* [Activity]:
In the records below, pick out all lines containing the word "title".

::::::::

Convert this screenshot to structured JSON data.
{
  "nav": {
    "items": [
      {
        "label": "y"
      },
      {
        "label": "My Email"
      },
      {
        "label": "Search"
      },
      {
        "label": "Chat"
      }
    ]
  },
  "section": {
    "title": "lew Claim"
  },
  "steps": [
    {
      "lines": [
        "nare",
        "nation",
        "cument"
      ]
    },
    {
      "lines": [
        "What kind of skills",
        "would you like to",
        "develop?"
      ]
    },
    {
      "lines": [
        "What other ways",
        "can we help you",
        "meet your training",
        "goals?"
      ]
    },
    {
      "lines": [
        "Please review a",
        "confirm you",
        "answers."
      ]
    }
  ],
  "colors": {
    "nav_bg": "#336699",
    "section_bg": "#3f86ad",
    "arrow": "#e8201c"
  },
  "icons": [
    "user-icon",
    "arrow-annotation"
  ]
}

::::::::

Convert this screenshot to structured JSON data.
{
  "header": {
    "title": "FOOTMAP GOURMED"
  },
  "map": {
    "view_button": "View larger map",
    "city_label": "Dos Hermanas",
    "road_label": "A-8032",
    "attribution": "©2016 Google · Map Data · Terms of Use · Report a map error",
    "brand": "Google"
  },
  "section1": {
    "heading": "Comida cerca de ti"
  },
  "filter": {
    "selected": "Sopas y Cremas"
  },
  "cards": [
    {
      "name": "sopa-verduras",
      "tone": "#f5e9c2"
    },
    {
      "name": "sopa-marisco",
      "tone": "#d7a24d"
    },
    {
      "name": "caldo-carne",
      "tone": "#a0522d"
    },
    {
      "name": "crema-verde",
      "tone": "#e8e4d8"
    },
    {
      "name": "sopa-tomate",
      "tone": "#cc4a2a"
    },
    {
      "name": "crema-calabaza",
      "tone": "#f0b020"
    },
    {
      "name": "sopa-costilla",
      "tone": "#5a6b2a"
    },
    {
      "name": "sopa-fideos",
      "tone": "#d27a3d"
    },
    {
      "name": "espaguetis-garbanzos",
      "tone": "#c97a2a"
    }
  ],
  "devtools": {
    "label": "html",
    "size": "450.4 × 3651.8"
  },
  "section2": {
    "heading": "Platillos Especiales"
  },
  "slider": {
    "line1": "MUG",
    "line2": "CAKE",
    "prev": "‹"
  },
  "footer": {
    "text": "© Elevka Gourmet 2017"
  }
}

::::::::

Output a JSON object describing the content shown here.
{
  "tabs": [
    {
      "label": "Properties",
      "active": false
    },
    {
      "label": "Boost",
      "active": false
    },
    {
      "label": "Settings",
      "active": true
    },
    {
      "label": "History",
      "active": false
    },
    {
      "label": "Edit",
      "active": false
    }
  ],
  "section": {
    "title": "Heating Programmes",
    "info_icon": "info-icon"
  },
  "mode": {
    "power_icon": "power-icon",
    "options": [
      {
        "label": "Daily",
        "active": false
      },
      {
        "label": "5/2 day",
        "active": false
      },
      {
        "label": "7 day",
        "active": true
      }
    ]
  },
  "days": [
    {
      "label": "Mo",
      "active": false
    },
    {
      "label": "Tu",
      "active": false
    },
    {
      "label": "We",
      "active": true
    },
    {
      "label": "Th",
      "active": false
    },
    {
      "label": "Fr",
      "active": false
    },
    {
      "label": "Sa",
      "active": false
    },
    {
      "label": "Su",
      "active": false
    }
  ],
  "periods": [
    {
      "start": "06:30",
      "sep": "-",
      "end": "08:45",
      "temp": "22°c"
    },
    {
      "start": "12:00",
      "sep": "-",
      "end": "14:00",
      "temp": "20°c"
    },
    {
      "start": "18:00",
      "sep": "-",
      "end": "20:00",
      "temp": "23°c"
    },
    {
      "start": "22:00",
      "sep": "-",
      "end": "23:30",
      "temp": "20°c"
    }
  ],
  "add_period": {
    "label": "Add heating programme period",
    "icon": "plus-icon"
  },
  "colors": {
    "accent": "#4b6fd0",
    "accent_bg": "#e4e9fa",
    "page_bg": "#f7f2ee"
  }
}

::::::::

* [Response to this exercise]:
    "title": "lew Claim"
    "title": "FOOTMAP GOURMED"
    "title": "Heating Programmes",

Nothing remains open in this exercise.